|Miko in the Palmettos|
Our tourist spot for the day was to head over to Avery Island which is …..drumroll please...where all things Tabasco is made. This is a privately owned family run business which has been creating this pepper sauce since right after the Civil War. The founder was a banker and after the Civil War wiped him out financially, he decided to try something new and came up with Tabasco. They now bottle about 700,000 bottles a day for shipment all over the globe.
|The Tabasco ice cream was pretty darn good|
|All things Tabasco - this was Van Halen's bass player's guitar|
There are only three ingredients in Tabasco – Tabasco peppers, salt and vinegar. There happens to be a scale that actually measures how hot a pepper is. Tabasco peppers rate at about 4000 heat units. To put that into perspective – Jalapeno rates about 2500 heat units while Habaneros rate about 350,000 Scofield heat units. Don't think I'm going anywhere near those Habaneros. I am really not too much of a fan of super spicy food – it seems like if you get too much hot sauce on your food, you can't taste the food. Luckily for me, Tabasco has thought about people like me and have branched out from the standard red bottle we all know – you know, the one you bought decades ago and still have in the back of your cabinet? I'm speaking to you Minnesotans out there – you know who you are.
|Some of the many faces of Tabasco|
This was a factory tour which caused me great joy.
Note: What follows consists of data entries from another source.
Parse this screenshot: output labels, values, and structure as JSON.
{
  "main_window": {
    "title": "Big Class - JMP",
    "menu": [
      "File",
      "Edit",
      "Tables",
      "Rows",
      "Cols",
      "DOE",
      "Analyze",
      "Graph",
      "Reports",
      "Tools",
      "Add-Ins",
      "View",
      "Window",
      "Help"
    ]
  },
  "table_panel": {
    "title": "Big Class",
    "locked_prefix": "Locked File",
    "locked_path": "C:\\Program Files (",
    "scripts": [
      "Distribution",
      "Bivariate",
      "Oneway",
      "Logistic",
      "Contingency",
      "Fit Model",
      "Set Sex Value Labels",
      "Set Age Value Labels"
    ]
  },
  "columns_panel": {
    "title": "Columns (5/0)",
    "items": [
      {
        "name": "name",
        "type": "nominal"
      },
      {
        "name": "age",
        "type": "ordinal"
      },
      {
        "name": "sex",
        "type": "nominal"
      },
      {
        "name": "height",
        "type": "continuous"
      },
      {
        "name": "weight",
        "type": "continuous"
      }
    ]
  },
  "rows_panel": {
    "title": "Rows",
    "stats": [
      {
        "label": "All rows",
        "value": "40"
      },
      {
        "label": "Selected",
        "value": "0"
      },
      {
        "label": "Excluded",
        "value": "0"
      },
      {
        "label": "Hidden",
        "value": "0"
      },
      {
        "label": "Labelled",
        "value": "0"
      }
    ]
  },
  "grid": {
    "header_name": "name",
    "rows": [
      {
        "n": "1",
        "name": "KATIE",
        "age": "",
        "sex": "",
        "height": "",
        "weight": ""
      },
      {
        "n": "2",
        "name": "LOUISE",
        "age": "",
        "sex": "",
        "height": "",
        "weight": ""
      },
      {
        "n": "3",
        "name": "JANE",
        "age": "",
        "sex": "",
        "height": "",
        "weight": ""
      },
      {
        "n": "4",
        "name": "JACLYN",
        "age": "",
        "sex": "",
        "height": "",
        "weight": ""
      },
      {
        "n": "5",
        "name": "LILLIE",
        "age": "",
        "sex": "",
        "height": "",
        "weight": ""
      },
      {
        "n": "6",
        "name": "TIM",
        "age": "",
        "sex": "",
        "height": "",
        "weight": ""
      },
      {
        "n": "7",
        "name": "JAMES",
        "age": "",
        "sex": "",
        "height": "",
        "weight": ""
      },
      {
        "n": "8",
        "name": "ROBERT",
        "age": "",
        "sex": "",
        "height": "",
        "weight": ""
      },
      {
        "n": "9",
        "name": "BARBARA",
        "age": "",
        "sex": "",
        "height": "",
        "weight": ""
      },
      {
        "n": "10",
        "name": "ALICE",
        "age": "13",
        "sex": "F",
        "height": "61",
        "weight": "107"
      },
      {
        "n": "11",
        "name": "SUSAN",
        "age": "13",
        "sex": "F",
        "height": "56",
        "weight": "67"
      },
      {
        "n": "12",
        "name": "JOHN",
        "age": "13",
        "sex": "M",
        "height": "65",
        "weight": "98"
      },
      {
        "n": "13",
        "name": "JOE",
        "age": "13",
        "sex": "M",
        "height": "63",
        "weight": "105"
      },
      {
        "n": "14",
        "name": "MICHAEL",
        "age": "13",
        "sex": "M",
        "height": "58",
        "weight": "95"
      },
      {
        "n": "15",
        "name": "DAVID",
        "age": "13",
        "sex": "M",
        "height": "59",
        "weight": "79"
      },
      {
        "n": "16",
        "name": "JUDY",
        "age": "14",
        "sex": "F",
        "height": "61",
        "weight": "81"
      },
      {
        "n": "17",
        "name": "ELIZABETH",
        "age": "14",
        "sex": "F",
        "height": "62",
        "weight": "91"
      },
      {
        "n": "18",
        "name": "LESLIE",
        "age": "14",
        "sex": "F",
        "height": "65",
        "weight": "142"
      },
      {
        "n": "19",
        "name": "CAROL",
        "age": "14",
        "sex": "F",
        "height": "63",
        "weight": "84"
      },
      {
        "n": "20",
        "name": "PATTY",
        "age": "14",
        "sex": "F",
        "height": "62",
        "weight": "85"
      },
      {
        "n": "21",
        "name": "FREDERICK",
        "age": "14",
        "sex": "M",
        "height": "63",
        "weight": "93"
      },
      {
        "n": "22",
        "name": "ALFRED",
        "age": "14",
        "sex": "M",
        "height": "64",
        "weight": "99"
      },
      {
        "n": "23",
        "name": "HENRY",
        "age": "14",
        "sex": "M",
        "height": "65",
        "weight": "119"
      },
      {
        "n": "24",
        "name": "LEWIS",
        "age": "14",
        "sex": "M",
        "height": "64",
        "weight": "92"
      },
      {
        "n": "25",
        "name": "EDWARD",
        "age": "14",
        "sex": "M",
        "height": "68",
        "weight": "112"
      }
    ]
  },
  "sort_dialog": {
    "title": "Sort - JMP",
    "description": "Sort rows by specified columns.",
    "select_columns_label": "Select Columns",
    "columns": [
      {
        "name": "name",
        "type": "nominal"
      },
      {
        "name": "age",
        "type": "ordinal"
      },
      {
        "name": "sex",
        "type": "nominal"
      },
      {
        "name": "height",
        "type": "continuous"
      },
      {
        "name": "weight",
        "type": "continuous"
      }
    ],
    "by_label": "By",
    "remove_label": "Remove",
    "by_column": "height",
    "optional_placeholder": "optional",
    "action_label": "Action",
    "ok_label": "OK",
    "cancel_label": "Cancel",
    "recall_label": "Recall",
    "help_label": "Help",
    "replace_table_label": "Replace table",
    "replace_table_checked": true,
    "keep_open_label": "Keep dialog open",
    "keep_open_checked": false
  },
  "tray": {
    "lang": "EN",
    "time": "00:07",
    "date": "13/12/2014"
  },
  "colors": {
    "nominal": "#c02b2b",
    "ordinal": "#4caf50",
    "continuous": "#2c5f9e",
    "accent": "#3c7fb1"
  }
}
On the day they pick the peppers, they mash them up with a little bit of salt, put them in oak barrels (used barrels supplied by Jim Beam Whiskey – they have been cleaned and de-charred), close up the barrel and put a thick layer of salt on top of the barrel. These barrels are then set aside for three years while the little peppers think about what they are about to become. When it is time, the seeds and skins get removed, more salt is added and then a high quality vinegar. Family members still taste test this for quality assurance and then the sauce gets bottled. This was fun to see – it was the best type of factory tours – bottles moving down the assembly line – getting filled, tops and labels get put on the bottles and then the bottles get boxed for shipment. This is all done by super speedy machines, not much human interaction at all. Regretfully, I seem to have deleted all the videos I made of this machinery at work.
|Barrel warehouse - casks of Tabasco mash covered with salt|
|Everything you would want to know about Tabasco - placemats in the restaurant|
One of the Tabasco family members (actually the family name is McIlhenny) was really into gardening and created a lovely garden which he called the Jungle Garden. You could drive through it and stop along the way to view the sights. Flowers and shrubs were just starting to bloom but the highlight of the Jungle Gardens (besides the 14 foot stuffed alligator) was the Great Egret Rookery. Back in the day, the Great Egrets were becoming extinct because all the fashionable ladies wanted their feathers to decorate their hats. This man built special nesting racks over the water. He hand raised 8 little Great Egrets and from those 8, there are now thousands that return every year to nest and raise their families.
|Poor guy on the right, showing off his best chops for the ladies, but alas, no takers. He finally gave up and flew off to sulk|